■ **Task directions**:
The records that follow are to be repeated exactly, with no pictures carried over.
Data for the task Block Start
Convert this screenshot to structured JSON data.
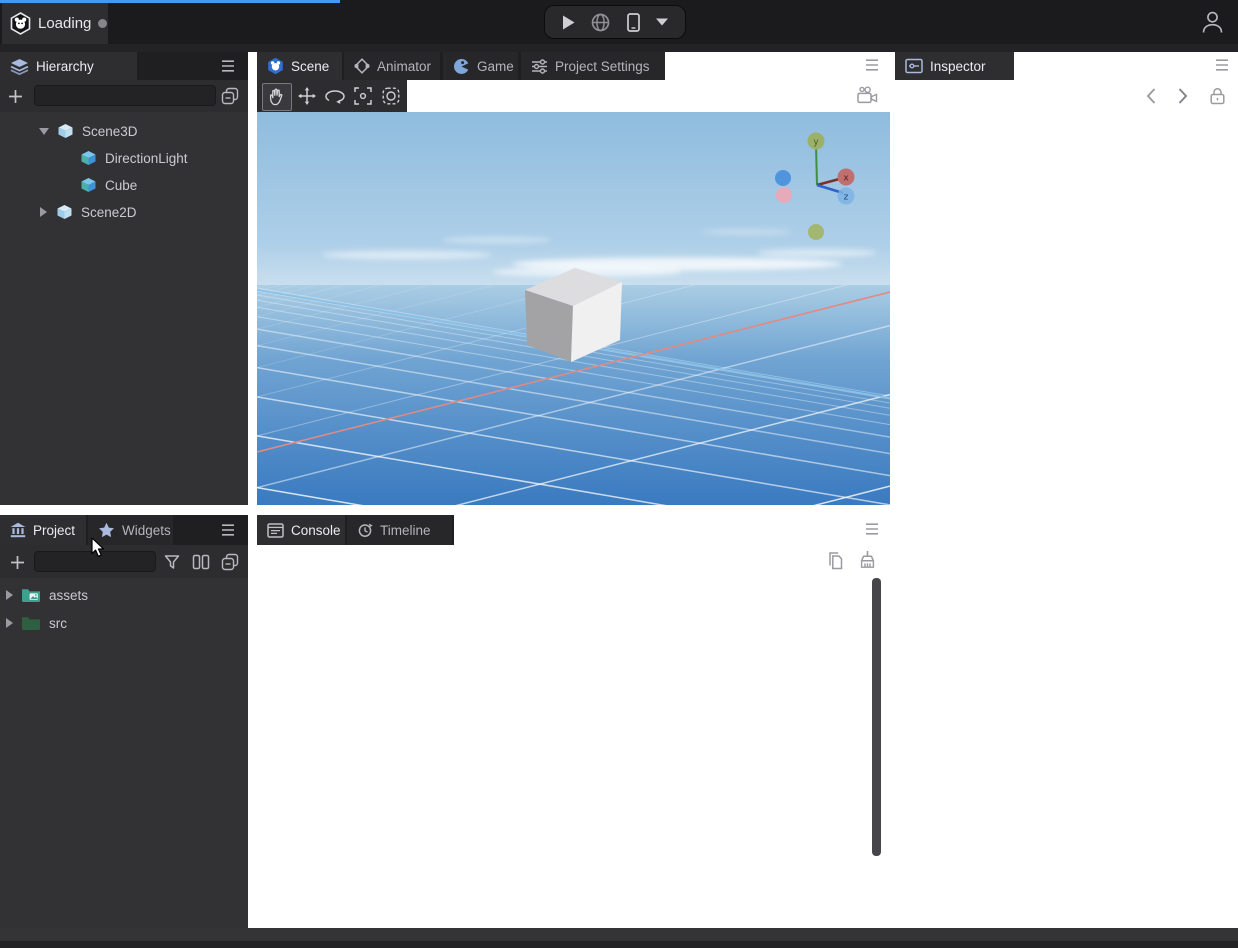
{
  "topbar": {
    "project_tab": {
      "label": "Loading",
      "status_dot": "idle"
    },
    "run_controls": {
      "play": "play",
      "web": "preview-web",
      "device": "preview-device",
      "more": "more-options"
    },
    "account": "user-avatar"
  },
  "hierarchy": {
    "title": "Hierarchy",
    "search": {
      "value": "",
      "placeholder": ""
    },
    "tree": [
      {
        "label": "Scene3D",
        "type": "scene",
        "expanded": true,
        "indent": 0
      },
      {
        "label": "DirectionLight",
        "type": "entity",
        "indent": 1
      },
      {
        "label": "Cube",
        "type": "entity",
        "indent": 1
      },
      {
        "label": "Scene2D",
        "type": "scene",
        "expanded": false,
        "indent": 0
      }
    ]
  },
  "scene_panel": {
    "tabs": [
      {
        "label": "Scene",
        "active": true
      },
      {
        "label": "Animator",
        "active": false
      },
      {
        "label": "Game",
        "active": false
      },
      {
        "label": "Project Settings",
        "active": false
      }
    ],
    "tools": [
      "hand",
      "move",
      "rotate",
      "frame",
      "region"
    ],
    "camera_tool": "scene-camera",
    "gizmo": {
      "x_label": "x",
      "y_label": "y",
      "z_label": "z"
    }
  },
  "inspector": {
    "title": "Inspector",
    "nav": [
      "back",
      "forward",
      "lock"
    ]
  },
  "project_panel": {
    "tabs": [
      {
        "label": "Project",
        "active": true
      },
      {
        "label": "Widgets",
        "active": false
      }
    ],
    "search": {
      "value": "",
      "placeholder": ""
    },
    "tree": [
      {
        "label": "assets",
        "type": "folder-assets"
      },
      {
        "label": "src",
        "type": "folder-src"
      }
    ]
  },
  "console_panel": {
    "tabs": [
      {
        "label": "Console",
        "active": true
      },
      {
        "label": "Timeline",
        "active": false
      }
    ],
    "actions": [
      "copy",
      "clear"
    ],
    "entries": []
  },
  "colors": {
    "accent_blue": "#3f9bf5",
    "topbar": "#1b1b1d",
    "panel_toolbar": "#2d2d2f",
    "panel_body": "#323234",
    "tab_active": "#2e2e30",
    "icon_periwinkle": "#aab9de",
    "sky_top": "#8fbcde",
    "ground_deep": "#3a7ac0",
    "axis_x_red": "#e08a80",
    "axis_z_blue": "#86c2ea"
  }
}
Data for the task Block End
■ **The answer**:
Convert this screenshot to structured JSON data.
{
  "topbar": {
    "project_tab": {
      "label": "Loading",
      "status_dot": "idle"
    },
    "run_controls": {
      "play": "play",
      "web": "preview-web",
      "device": "preview-device",
      "more": "more-options"
    },
    "account": "user-avatar"
  },
  "hierarchy": {
    "title": "Hierarchy",
    "search": {
      "value": "",
      "placeholder": ""
    },
    "tree": [
      {
        "label": "Scene3D",
        "type": "scene",
        "expanded": true,
        "indent": 0
      },
      {
        "label": "DirectionLight",
        "type": "entity",
        "indent": 1
      },
      {
        "label": "Cube",
        "type": "entity",
        "indent": 1
      },
      {
        "label": "Scene2D",
        "type": "scene",
        "expanded": false,
        "indent": 0
      }
    ]
  },
  "scene_panel": {
    "tabs": [
      {
        "label": "Scene",
        "active": true
      },
      {
        "label": "Animator",
        "active": false
      },
      {
        "label": "Game",
        "active": false
      },
      {
        "label": "Project Settings",
        "active": false
      }
    ],
    "tools": [
      "hand",
      "move",
      "rotate",
      "frame",
      "region"
    ],
    "camera_tool": "scene-camera",
    "gizmo": {
      "x_label": "x",
      "y_label": "y",
      "z_label": "z"
    }
  },
  "inspector": {
    "title": "Inspector",
    "nav": [
      "back",
      "forward",
      "lock"
    ]
  },
  "project_panel": {
    "tabs": [
      {
        "label": "Project",
        "active": true
      },
      {
        "label": "Widgets",
        "active": false
      }
    ],
    "search": {
      "value": "",
      "placeholder": ""
    },
    "tree": [
      {
        "label": "assets",
        "type": "folder-assets"
      },
      {
        "label": "src",
        "type": "folder-src"
      }
    ]
  },
  "console_panel": {
    "tabs": [
      {
        "label": "Console",
        "active": true
      },
      {
        "label": "Timeline",
        "active": false
      }
    ],
    "actions": [
      "copy",
      "clear"
    ],
    "entries": []
  },
  "colors": {
    "accent_blue": "#3f9bf5",
    "topbar": "#1b1b1d",
    "panel_toolbar": "#2d2d2f",
    "panel_body": "#323234",
    "tab_active": "#2e2e30",
    "icon_periwinkle": "#aab9de",
    "sky_top": "#8fbcde",
    "ground_deep": "#3a7ac0",
    "axis_x_red": "#e08a80",
    "axis_z_blue": "#86c2ea"
  }
}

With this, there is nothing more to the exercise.